“Another issue is whether customers are willing to pay for all the improvements they ask for,” Micah continues. “So it’s a touchy subject. Different companies deal with it different ways. Apple under Steve Jobs essentially relied on a “super-customer”, Jobs himself, in alliance with some visionary designers, to create a future that Jobs knew he himself would be happy with.”
Solomon adds: “A great artist for example, the musical duo Steely Dan, does the same: they picture themselves as their ideal listener and if it amuses or moves them, they figure the same will be true for the customer. But this approach doesn’t work in all settings, because sometimes your customers are very, very different from yourself. At which point relying on the customer feedback rather than your gut may be the way to go.”
3. Let customers test-drive prototypes
When you let customers test-drive something shiny and new they’ll pay you back in feedback.
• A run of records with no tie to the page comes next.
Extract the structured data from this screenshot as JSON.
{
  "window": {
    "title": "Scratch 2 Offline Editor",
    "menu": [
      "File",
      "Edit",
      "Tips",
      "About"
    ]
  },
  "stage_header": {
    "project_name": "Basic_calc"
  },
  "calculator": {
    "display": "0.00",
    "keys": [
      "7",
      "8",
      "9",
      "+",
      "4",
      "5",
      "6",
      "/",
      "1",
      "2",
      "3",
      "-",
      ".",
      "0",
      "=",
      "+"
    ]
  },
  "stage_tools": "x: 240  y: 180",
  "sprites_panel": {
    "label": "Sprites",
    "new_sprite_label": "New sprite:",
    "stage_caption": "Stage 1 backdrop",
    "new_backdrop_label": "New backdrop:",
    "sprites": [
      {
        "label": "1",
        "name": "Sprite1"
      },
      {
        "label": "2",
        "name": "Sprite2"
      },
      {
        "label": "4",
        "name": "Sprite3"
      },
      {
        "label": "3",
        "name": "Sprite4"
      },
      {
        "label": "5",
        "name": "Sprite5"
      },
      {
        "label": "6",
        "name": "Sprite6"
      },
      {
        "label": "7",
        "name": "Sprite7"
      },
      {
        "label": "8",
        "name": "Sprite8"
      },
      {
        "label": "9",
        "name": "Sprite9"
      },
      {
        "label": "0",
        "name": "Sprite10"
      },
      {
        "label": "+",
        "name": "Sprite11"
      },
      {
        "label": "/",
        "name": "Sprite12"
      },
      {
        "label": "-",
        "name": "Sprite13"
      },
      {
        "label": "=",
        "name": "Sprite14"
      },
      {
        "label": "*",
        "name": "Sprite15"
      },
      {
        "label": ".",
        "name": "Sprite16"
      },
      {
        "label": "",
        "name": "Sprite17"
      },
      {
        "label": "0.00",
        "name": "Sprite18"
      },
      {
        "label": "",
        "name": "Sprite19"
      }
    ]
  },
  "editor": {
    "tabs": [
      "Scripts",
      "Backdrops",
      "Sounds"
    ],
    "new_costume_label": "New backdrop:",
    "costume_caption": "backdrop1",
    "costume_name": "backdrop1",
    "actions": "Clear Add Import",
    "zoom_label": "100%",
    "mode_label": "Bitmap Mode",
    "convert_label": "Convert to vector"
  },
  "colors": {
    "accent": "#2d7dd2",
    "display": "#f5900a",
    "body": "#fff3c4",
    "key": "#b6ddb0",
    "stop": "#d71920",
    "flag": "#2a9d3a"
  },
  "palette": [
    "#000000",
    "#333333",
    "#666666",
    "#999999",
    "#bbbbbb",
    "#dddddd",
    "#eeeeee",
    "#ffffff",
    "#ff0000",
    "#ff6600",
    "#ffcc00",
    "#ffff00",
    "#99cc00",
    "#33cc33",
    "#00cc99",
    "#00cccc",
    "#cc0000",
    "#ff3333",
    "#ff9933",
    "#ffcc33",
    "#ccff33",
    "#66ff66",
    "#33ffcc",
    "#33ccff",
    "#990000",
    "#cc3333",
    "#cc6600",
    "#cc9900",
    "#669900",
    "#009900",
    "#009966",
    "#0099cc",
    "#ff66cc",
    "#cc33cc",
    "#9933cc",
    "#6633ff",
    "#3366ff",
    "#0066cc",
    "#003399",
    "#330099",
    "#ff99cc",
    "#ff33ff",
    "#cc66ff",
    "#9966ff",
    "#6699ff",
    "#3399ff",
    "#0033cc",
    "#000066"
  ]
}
The product team at Etsy learned this while creating an entire prototype community where users can try prototypes and make suggestions.
Etsy Product Manager Nickey Skarstad says this strategy has worked like a charm. Customers are thrilled to see what the product team is cooking up, meanwhile Etsy is able to collect quantitative data about usage, and facilitate customer conversations. She said: “People can actually come back and they can share their feedback with us in the prototype. We have really real conversations with people, which is awesome,” Nickey says.
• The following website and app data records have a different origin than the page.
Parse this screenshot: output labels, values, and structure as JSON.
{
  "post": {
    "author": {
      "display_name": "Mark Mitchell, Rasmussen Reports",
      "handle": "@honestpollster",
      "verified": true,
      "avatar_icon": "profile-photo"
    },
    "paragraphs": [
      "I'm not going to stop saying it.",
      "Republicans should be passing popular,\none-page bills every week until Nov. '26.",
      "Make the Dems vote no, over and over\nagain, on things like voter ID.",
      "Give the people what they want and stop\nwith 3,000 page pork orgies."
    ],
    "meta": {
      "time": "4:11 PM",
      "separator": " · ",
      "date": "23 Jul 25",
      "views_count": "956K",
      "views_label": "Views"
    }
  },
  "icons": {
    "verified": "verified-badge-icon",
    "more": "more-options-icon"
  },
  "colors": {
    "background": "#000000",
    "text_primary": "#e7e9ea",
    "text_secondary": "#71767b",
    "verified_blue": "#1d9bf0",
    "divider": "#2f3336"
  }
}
4. Collect data and find trends
Every product manager needs to add data literacy to their skillset, because the future of product management is data-driven and it’s really hard to argue against a strong set of data. It’s also, arguably, one of the easiest types of customer feedback to collect if you use the right tools and know (at least kind-of) what to look for.
In November, UserVoice CEO Richard White shared how to make more informed product decisions. He described how UserVoice is turning qualitative feedback from support, sales, and customers into actionable quantitative feedback by merging it with customer satisfaction data, lifetime value data, data from lost sales over time, etc. This type of data makes prioritizing feature requests easier.
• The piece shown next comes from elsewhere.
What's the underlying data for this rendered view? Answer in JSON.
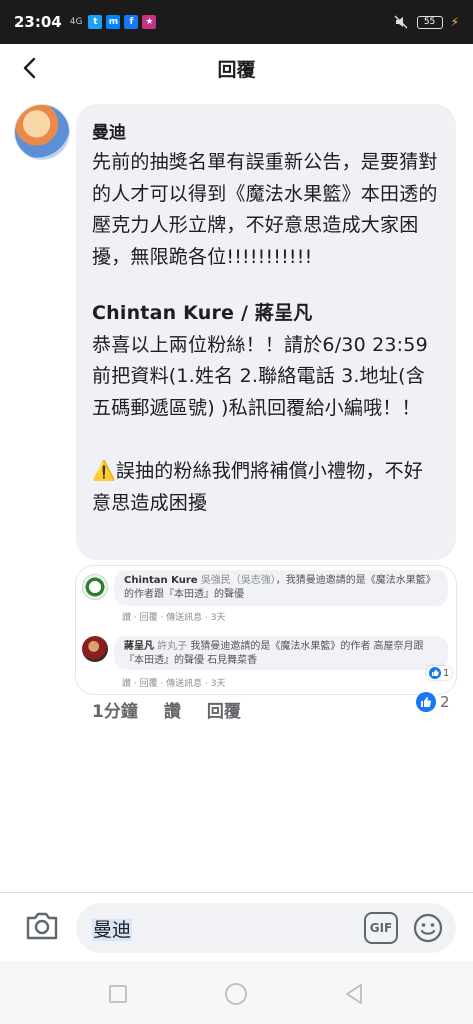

Usage metrics serve as numerical customer feedback. Both Nickey Skarstad from Etsy and Dwight Crow from Facebook say their teams use this in combination with other streams of customer feedback. For example, when Etsy launches a new UI, users are able to revert back to the previous one as they wish. Nickey says her team watches this closely: “When they’re turning things off what are the next couple of actions that they’re doing? It’s surprising how quickly you see patterns.” Those trends help pinpoint pain points, and pain points are opportunities.
“You have to make sure you find ways to put yourself in your customer’s shoes and look at your company from their point of view”
It’s important not to rely too solely on quantitative metrics customer data, though. “Customer service is both an art and a science,” concludes Emily Yellin. “Many companies are so obsessed with the science, that the art of it often gets lost. And that is when customers and employees feel their humanity being disregarded. While I understand how important it is to have good quantitative data, you can’t stop there. You have to put equal effort into qualitative observation and analysis. You have to make sure you find ways to put yourself in your customer’s shoes and look at your company from their point of view when you make decisions, big and small.”
This post comes courtesy of Heather J. McCloskey, who writes about Product Management and Customer Support on the UserVoice blog. Heather is a former broadcast news producer and vintage shop owner turned marketing nerd and DIY diva.
UserVoice builds customer engagement tools for product managers and customer support teams.